If you suffer from acne, you may feel like there’s no rhyme
or reason to where breakouts occur. However, different areas of the face
may be more susceptible to breakouts than others. The skin does not act
in isolation from the rest of the body; in fact, what surfaces on the
skin is often a direct reflection of what’s going on inside the body.
The forehead, nose and chin (known as the t-zone) are often oilier
than the rest of the face and more apt to develop pimples, blackheads
and clogged pores, whereas the skin around the eyes lacks oil glands and
therefore is less breakout-prone.
The American Academy of Dermatology cites hormonal factors as primary causes of adult acne
especially in women. The chin, jaw and neck are typically more
susceptible to these hormonally charged breakouts, which occur when the
production of male hormones called androgens cause an increase in sebum
and/or p. acnes
bacteria. These fluctuations often occur during menopause, when estrogen levels decrease.
Many skin care professionals also support the connection between
the foods we consume and their effect on our skin. Certain foods like
meat, milk and other dairy products contain hormones that are thought to
increase inflammation in the skin. In fact, recent studies confirm the
role of dairy products in cases of hormonal acne.
If breakouts appear primarily on the lower half of your face, try
switching to organic dairy products, which contain fewer artificial
hormones; even better, reduce the amount of dairy products in your diet.
Alternative forms of medicine rely on a traditional face mapping
technique to determine the source of many medical conditions, including
acne. According to this system, the face is divided into regions that
are affected by various dietary and lifestyle habits.
For example, eating fresh fruits and vegetables may alleviate
breakouts around the lips, while acne on the cheeks can be improved
through the inclusion of “cooling foods” such as winter melons,
cucumbers and green beans in the diet. Other regions of the face, like
the forehead, are purportedly affected by improper sleeping habits or
Often, basic changes in daily habits can improve breakouts in
certain areas of the face.

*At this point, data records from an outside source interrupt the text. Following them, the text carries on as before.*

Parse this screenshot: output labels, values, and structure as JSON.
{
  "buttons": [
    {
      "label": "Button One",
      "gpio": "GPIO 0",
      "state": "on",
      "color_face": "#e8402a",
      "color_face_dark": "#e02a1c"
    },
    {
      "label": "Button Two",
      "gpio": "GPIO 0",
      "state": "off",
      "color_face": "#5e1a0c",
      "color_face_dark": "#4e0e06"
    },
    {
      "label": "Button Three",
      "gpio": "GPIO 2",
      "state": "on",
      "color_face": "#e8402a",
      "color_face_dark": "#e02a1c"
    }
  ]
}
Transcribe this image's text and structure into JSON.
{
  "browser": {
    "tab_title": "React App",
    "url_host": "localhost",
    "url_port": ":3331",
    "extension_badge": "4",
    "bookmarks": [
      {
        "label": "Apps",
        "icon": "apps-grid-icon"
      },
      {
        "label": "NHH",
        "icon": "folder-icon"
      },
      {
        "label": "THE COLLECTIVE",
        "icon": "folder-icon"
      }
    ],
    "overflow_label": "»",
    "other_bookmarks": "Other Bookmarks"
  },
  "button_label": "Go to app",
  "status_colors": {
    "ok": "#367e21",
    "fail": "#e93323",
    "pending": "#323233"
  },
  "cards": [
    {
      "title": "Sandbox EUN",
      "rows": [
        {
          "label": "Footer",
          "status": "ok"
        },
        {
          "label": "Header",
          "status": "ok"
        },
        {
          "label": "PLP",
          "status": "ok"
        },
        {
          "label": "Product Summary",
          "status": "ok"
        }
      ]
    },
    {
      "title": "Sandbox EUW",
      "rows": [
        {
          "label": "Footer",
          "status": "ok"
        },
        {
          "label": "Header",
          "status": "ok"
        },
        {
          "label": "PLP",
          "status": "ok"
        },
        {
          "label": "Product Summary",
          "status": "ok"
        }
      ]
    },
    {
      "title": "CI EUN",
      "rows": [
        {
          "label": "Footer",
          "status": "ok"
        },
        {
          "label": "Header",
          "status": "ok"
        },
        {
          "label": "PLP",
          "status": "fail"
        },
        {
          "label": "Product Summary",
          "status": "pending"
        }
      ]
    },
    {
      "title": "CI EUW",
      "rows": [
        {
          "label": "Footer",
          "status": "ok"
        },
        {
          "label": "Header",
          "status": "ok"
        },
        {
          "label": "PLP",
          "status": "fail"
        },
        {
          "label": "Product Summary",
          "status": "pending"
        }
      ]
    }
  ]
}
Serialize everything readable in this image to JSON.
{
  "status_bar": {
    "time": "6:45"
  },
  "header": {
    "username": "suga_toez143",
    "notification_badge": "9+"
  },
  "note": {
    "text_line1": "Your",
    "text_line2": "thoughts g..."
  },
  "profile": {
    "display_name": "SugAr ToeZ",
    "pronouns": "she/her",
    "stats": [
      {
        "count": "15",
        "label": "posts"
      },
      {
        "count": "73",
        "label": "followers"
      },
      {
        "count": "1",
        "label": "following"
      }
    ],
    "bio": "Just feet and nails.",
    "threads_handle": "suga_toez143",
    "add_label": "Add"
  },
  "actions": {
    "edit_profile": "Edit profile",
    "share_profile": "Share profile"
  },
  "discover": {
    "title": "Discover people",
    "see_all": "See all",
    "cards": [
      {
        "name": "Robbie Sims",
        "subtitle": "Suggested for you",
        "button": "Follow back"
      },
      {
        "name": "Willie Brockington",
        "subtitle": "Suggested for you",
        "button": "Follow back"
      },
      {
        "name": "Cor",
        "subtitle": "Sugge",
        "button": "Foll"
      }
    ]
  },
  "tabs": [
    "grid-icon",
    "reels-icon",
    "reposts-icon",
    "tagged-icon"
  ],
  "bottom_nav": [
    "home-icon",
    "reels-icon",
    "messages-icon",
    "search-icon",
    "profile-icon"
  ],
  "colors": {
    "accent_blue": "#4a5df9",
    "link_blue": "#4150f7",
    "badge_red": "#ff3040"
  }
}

For instance, if you tend to break out on
your forehead, consider the fact that comedogenic hair products may be
clogging pores when hair touches the skin.
Cell phones or headsets—along with your hands—can easily transfer
bacteria to your face. If you are prone to breakouts on the side of your
face or around the chin, clean your phone with rubbing alcohol
regularly and avoid touching your face or resting your face in your
When in doubt, analyze the source of breakouts with guidance from
your doctor—severe or persistent breakouts are best left to a
dermatologist or skin care professional.